- The data:
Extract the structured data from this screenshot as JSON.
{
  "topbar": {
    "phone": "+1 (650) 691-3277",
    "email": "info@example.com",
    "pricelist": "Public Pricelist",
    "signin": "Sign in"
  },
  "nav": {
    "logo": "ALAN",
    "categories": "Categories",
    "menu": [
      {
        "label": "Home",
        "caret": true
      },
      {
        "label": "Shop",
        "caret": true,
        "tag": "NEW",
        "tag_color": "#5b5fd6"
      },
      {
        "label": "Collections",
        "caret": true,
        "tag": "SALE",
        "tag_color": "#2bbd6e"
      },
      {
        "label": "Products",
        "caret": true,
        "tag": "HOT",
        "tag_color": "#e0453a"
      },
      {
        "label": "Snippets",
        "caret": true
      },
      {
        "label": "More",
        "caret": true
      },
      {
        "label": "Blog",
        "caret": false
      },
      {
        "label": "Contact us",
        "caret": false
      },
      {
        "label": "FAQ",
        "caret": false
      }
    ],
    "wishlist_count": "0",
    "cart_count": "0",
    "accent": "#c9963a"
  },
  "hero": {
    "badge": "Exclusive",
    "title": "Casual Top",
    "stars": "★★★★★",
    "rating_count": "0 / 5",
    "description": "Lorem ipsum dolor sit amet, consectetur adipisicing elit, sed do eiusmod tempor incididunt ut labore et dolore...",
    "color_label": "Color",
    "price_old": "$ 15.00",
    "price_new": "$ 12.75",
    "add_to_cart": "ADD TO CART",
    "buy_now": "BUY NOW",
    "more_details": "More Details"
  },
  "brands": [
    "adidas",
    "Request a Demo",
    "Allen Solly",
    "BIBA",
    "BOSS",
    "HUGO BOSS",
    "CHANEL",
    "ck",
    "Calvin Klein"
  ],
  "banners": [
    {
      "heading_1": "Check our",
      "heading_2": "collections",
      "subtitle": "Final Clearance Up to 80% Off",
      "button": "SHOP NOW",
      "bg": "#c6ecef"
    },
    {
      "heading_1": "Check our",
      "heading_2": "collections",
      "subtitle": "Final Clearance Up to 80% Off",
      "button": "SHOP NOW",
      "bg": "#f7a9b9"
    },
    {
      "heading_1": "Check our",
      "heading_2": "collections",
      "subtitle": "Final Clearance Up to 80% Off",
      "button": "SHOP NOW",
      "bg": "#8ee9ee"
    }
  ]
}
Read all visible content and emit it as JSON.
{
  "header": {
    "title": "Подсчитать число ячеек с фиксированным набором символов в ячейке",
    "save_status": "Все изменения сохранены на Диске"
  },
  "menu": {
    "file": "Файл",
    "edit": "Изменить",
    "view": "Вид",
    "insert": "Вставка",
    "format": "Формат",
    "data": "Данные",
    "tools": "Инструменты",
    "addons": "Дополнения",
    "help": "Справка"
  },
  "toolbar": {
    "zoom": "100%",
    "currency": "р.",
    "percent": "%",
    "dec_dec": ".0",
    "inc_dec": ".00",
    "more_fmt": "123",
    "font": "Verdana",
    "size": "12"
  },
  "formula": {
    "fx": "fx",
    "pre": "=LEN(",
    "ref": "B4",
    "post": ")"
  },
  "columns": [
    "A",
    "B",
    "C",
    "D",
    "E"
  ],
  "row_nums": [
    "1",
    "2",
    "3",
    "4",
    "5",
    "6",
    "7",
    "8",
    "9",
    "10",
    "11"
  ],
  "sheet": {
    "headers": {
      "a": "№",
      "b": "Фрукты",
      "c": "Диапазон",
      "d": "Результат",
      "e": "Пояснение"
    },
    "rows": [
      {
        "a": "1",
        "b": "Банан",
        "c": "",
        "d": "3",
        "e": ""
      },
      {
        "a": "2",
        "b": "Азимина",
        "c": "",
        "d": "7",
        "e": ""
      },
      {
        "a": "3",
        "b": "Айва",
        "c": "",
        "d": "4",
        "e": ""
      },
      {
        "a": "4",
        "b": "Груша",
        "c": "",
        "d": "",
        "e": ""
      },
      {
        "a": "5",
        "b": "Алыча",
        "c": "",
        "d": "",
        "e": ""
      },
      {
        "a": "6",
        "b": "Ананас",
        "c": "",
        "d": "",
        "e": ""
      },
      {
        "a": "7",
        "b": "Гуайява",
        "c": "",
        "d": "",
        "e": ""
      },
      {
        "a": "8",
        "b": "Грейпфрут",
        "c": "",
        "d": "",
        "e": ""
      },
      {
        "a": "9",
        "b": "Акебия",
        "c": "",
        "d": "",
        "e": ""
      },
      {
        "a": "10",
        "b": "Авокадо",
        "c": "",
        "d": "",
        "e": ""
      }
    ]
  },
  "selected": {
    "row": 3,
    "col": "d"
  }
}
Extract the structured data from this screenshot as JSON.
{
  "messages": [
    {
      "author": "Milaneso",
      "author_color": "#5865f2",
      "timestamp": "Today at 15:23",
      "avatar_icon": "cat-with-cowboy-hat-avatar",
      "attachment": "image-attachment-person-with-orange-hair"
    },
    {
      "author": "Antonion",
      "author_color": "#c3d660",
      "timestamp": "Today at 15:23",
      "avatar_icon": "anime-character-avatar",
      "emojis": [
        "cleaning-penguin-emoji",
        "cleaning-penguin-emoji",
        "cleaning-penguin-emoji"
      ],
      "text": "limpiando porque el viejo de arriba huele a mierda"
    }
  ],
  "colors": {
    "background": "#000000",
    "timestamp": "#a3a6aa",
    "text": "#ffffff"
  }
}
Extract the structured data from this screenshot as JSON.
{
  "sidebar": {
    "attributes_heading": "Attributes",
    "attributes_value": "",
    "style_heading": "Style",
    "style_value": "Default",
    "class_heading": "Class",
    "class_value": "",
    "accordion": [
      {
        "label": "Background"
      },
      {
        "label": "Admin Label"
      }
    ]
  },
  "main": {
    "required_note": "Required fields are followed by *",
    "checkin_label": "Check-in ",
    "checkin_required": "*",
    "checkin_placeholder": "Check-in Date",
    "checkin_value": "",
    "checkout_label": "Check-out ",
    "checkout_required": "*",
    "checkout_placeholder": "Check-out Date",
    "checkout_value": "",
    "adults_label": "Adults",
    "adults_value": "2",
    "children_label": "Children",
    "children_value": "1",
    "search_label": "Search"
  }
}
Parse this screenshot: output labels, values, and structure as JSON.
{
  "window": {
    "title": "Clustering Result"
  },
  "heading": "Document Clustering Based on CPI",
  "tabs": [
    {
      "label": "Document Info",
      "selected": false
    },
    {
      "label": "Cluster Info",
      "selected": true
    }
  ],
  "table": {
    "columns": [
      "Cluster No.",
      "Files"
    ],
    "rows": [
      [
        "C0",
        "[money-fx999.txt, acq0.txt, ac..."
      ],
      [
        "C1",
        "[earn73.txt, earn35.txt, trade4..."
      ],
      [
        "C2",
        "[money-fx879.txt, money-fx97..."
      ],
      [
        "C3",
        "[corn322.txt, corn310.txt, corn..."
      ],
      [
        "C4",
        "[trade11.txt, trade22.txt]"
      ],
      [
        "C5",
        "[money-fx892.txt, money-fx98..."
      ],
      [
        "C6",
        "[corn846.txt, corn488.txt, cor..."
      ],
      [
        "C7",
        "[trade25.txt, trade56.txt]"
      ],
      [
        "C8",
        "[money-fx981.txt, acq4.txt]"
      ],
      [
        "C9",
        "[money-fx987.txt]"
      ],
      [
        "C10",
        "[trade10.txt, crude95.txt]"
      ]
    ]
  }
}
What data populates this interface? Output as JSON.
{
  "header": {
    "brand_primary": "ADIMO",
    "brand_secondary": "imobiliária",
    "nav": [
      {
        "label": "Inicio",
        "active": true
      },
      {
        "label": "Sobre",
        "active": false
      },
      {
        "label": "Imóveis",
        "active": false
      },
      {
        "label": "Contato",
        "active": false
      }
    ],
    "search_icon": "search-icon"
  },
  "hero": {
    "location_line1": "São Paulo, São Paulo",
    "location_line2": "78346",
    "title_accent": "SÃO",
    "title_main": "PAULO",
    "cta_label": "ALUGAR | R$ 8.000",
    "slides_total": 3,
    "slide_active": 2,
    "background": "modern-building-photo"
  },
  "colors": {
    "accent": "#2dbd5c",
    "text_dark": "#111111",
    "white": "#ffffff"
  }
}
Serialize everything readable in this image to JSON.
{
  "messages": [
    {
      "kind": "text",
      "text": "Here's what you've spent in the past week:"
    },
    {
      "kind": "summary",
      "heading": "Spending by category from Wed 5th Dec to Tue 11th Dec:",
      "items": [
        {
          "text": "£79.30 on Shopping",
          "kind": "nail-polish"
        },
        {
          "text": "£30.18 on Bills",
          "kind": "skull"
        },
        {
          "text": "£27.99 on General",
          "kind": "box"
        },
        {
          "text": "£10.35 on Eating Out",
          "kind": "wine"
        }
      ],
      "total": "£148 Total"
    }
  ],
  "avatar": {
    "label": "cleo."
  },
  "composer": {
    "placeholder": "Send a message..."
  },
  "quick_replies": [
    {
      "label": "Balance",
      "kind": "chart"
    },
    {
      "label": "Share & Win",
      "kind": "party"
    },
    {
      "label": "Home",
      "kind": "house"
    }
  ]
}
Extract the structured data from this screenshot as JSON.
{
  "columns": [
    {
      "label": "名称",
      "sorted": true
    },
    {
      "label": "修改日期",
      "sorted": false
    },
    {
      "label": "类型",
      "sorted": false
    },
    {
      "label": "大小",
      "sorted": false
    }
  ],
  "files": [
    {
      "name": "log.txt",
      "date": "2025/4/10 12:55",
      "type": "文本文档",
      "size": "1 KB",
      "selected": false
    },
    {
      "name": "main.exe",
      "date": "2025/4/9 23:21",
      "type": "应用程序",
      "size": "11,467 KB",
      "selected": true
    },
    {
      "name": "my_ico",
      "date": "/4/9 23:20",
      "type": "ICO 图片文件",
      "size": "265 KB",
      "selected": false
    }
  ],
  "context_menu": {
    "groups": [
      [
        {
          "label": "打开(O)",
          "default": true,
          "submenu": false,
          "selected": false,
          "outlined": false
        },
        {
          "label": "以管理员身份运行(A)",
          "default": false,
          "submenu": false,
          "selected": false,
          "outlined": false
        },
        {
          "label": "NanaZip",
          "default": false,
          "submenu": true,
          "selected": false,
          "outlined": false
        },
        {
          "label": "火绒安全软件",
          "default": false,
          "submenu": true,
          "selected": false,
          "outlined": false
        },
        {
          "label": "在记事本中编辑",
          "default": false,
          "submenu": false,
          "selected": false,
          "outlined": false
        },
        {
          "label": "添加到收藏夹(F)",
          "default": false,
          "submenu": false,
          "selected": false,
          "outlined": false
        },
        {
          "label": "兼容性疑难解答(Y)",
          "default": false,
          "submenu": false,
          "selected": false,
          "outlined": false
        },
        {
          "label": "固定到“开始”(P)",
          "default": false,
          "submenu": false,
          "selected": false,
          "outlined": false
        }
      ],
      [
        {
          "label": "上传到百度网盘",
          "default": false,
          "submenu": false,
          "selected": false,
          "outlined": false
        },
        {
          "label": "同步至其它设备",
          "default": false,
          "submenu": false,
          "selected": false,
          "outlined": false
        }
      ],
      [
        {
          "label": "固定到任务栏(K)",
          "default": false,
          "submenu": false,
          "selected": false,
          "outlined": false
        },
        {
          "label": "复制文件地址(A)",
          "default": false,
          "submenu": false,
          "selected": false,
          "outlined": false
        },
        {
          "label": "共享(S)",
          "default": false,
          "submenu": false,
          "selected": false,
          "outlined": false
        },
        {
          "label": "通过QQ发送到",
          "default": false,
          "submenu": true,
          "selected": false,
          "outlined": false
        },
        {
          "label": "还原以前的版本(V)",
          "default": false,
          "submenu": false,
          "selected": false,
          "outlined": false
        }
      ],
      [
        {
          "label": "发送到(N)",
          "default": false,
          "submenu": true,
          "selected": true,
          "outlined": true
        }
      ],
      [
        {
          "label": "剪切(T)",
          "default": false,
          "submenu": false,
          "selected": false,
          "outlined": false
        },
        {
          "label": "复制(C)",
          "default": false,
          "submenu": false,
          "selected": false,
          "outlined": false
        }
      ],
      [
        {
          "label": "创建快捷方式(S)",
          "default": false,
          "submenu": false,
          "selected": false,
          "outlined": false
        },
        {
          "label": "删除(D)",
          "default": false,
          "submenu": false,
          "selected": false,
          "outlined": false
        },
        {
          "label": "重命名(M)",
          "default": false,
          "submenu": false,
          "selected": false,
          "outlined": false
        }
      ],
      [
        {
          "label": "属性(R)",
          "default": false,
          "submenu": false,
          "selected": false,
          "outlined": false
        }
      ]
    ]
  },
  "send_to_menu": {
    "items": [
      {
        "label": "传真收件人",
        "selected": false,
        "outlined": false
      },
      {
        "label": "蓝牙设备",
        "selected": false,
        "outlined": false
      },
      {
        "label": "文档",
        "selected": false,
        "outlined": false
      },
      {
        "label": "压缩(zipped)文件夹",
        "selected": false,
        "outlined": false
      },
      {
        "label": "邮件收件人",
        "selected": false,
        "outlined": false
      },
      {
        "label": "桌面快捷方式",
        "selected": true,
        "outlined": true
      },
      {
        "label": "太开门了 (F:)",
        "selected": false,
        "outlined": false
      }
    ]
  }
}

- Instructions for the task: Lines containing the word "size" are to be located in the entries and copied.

- Answer to the problem:
    "size": "12"
      "size": "1 KB",
      "size": "11,467 KB",
      "size": "265 KB",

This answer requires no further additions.